Dark mode, also known as night mode, features a dark color scheme predominantly using shades of black and gray. It’s designed to reduce the light emitted by device screens while maintaining the minimum color contrast ratios required for readability.


  1. Reduced Eye Strain: Dark mode can be easier on the eyes, especially in low-light environments, as it reduces the amount of bright light emitted.
  2. Energy Efficiency: On devices with OLED or AMOLED screens, dark mode can save battery life since these screens use less power to display darker colors.
  3. Aesthetics: Many users prefer dark mode for its sleek and modern appearance.


  1. Contrast and Readability: In some cases, dark mode can make reading text more challenging, especially for longer content or for users with certain visual impairments.
  2. Limited Situational Use: Dark mode may not be ideal in well-lit conditions as it can create glare, making it harder to read.

Light Mode

Light mode, the traditional design choice, features a light background, typically white, with dark-colored text. This mode is standard across most websites and operating systems.


  1. Readability: Light mode often provides better contrast between background and text, improving readability, especially in well-lit environments.
  2. Familiarity and Accessibility: Being the default mode for many years, light mode is more familiar to a wider range of users and can be more accessible to users with specific visual impairments.
  3. Consistency: Light mode offers a more consistent look across different websites and platforms.


  1. Eye Strain: Bright screens can cause more eye strain, particularly in darker environments or during prolonged use.
  2. Power Consumption: Light mode can consume more battery life on OLED and AMOLED screens.

User Preference and Context

The choice between dark and light mode often boils down to personal preference and situational context. Some users switch between modes based on the time of day or ambient lighting, while others stick to one mode based on their comfort and aesthetic preferences.

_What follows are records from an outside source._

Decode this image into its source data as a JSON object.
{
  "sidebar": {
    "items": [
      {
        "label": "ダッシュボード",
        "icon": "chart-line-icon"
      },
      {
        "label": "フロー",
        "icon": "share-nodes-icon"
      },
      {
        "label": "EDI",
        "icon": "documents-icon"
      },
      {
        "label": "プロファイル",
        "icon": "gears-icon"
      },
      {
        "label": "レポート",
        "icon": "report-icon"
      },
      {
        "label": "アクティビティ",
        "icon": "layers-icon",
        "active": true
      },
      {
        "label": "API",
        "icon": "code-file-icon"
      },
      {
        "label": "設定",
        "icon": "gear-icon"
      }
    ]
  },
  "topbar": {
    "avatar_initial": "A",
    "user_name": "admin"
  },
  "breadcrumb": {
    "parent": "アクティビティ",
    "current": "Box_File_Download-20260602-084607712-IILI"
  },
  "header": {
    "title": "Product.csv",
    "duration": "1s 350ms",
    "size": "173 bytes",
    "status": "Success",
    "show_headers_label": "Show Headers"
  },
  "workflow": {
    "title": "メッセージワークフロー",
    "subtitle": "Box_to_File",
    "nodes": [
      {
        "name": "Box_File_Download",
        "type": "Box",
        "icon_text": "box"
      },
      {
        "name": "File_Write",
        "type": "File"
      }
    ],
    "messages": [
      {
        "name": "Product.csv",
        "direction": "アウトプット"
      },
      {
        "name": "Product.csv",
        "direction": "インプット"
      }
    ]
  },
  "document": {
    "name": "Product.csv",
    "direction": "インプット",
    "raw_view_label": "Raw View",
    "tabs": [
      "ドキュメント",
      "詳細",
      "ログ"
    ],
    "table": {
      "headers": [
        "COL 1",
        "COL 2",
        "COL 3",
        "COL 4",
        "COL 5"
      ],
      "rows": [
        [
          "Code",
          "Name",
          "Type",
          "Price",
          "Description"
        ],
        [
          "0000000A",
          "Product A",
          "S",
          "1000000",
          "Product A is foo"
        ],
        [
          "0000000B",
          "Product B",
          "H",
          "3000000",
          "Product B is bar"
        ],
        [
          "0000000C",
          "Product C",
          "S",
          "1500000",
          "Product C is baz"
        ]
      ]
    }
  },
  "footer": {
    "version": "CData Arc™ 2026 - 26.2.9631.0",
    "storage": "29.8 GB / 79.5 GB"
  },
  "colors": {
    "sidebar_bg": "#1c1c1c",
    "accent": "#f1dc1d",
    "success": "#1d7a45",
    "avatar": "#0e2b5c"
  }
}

Both dark mode and light mode have their unique advantages and drawbacks. The choice between them should be informed by the user’s needs, the environment in which they are using the device, and personal comfort levels. As technology and design preferences evolve, we may see more adaptive and customizable options that cater to a broader range of user preferences and needs.